Do you think about how best to motivate individuals on your project teams? We recommend that you don’t. Instead we recommend you think about what general conditions would help most professional performers consistently create high levels of value. Dan Pink, in his book “Drive” does a nice job of formulating motivation research into what these general conditions might be (in short, autonomy, purpose and mastery). But he stops short of prescribing step by step, how to set these conditions up. slot casino us players
So when Timm was recently asked to contribute to a special issue of Performance Improvement Journal
on motivation, he decided to take on this challenge. The result is his upcoming article “Motivation 3.0: A User’s guide.”
It was very interesting to peruse through some of the more recent literature on what motivates human beings. Researchers have only recently gotten beyond the behavior of isolated individuals performing one or a few specific tasks and delved into the motivational dynamics of groups in collaborative environments. There are still multiple motivation frameworks competing for mindshare. In looking at the research it became clear that Pink had left one of the more popular frameworks – goal setting theory – out of his formulation. This is puzzling because this particular framework, while having some self-conflicting components, probably includes the most documented examples of real world performance improvement.
Given our bias towards commitment-based management, we believe the motivation literature is also missing our approach to defining and measuring commitment. Like motivation, one of the challenges of studying commitment is the inherent difficulty in measuring it. As a result the literature contains many different approaches and operational definitions, most of them quite subjective (e.g. self-reported). We think the notion of counting personal commitments made and met (as measured in our Performance Against Commitment or PAC Chart) is an objective and very powerful definition and measurement that is missing from the discussion in the literature base. If there are researchers out there interesting in collaboration on addressing this, please let us know. wheel of fortune casino game online
Example Performance Against Commitment (PAC) Chart, from “No Surprises Project Management,” ACT publishing, 1999. © Timm J. Esque. video slots
The PAC chart shows teams at a glance the extent to which they have done what they said they would. Having helped to implement these charts from numerous teams in a large variety of organizations, we have concluded that the PAC chart tells us not only about past performance but also future performance (use this as side bar). Teams that do what they say they will for many weeks running, are very likely to continue that record into the future, not because they are good at predicting the future, but because they have taken responsibility for doing what they said, and they find ways to meet the commitments they’ve made. Creativity also plays a role. When a person takes responsibility for an outcome versus a task, she is both motivated and free to look at all the alternatives for successfully meeting her commitment, including requests for help while there is still time to meet the commitment.
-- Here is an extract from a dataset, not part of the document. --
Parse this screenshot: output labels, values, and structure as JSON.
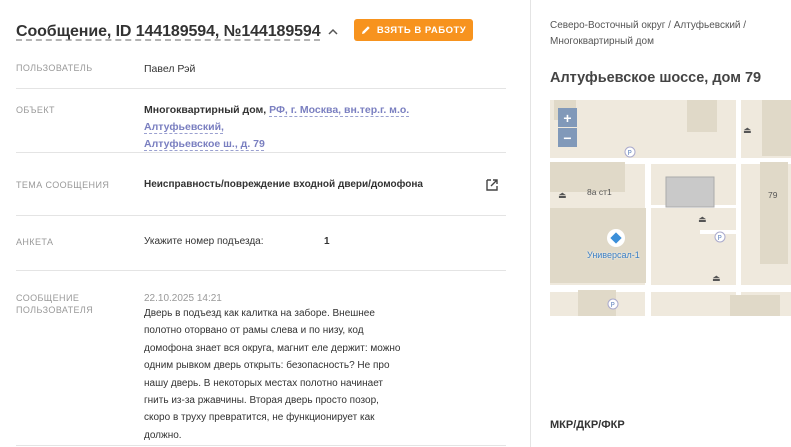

We believe managing commitments deliberately and effectively is part of mastering motivation 3.0. Again, Timm’s step by step recommendations should be published later this fall (publication date not yet available) in Performance Improvement Journal.